Vasectomy

Vasectomy is one of the safest and most effective methods of permanent birth control. It is much safer and less expensive than tubal ligation. For these reasons, every year more than 500,000 men in North American choose vasectomy.

A vasectomy interrupts the tubes that carry sperm from the testes to where they are added to your semen. The penis and testes are not altered. Your body still produces semen, and erections and ejaculations occur normally. The only different is that your semen will no longer contain sperm.

You will need to continue birth control. Sperm can remain in the vas deferens for weeks or even months after vasectomy. You will not be considered sterile until two post-surgical semen tests have shown that no sperm remain.

Before scheduling a vasectomy, a consultation is done where the procedure will be explained and you will read and sign a consent form that states you are aware of the possible risks and complications and understand that the procedure, though usually successful, is not guaranteed to make you sterile. Prior to signing this form, be sure that you are informed and comfortable with your decision. It is important that you fully discuss and resolve any questions or concerns you may have prior to having the procedure done.

During a traditional vasectomy, the patient will be given an injection of a local anesthetic. Once the anesthetic takes effect, one or two small incisions are made in the skin of the scrotum. Each of the vas deferens is lifted through the incision and cut and a small section if removed. The two cut ends are tied or cauterized. The incision may be closed with one or more stitches.

If you choose the No-Needle, No-Scalpel vasectomy, the doctor uses a high-pressure jet injector which sprays anesthesia through and around the skin. The physician will carefully isolate the vas deferens with his fingers and use a specially designed instrument to make a tiny opening in the skin. The vas deferens are delivered through the skin, cut and sealed to block sperm.

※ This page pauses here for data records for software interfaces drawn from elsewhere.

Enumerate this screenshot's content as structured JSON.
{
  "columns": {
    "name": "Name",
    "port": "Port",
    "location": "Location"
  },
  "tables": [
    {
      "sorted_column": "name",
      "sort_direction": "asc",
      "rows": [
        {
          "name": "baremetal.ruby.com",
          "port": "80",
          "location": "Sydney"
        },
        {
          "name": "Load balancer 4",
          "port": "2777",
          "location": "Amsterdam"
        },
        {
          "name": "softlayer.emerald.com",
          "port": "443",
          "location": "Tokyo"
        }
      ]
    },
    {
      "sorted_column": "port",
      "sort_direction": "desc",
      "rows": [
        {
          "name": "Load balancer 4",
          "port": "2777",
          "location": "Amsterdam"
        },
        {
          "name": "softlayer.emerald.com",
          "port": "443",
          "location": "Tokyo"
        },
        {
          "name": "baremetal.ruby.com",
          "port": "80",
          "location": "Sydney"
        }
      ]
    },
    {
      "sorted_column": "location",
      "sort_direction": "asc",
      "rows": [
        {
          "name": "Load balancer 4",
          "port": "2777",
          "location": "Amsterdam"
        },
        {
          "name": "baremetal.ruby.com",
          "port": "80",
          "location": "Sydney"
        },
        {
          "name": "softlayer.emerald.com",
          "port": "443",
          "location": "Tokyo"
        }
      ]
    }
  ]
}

No stitches are needed to close the opening which heals quickly.

A vasectomy does not affect your hormonal and sexual functions or alter your penis or testes. Your body will still produce semen and erections and ejaculations will occur normally.